#### RECORDS FOR THE EXERCISE:

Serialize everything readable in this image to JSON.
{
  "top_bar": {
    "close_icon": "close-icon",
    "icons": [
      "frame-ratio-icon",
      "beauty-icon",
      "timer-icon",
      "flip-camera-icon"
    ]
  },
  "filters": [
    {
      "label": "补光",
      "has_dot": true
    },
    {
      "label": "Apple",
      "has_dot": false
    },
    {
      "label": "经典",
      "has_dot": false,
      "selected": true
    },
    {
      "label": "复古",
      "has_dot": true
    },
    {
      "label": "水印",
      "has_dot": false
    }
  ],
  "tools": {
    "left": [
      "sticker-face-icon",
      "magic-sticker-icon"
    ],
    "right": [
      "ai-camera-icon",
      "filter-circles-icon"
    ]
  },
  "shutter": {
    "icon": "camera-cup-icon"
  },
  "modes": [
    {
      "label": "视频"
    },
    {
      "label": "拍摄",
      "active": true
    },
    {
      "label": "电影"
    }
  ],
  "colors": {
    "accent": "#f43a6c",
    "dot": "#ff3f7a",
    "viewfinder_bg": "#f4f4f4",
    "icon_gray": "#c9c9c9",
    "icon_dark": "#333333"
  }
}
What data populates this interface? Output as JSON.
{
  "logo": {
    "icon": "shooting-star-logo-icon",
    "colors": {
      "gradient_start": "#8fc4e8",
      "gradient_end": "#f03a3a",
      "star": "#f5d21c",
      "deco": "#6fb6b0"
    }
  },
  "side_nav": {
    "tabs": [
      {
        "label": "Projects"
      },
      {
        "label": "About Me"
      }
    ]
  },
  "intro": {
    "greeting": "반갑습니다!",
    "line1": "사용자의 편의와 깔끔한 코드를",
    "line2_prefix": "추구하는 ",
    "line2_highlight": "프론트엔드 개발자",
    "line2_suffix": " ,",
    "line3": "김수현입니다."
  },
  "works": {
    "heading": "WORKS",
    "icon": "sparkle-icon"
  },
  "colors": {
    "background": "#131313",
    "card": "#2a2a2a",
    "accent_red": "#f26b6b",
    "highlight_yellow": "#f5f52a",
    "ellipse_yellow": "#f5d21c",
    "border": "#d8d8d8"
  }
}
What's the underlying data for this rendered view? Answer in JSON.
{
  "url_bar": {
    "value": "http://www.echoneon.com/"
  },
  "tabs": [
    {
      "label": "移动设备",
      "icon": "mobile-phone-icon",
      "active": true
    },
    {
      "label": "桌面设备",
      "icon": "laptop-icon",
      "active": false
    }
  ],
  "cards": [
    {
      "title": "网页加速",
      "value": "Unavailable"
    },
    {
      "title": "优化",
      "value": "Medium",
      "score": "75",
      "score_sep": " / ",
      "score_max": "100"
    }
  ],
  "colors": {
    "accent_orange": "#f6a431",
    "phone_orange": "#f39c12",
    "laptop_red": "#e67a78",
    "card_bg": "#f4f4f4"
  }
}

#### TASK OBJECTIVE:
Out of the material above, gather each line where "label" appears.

#### SOLUTION TO THE EXERCISE:
      "label": "补光",
      "label": "Apple",
      "label": "经典",
      "label": "复古",
      "label": "水印",
      "label": "视频"
      "label": "拍摄",
      "label": "电影"
        "label": "Projects"
        "label": "About Me"
      "label": "移动设备",
      "label": "桌面设备",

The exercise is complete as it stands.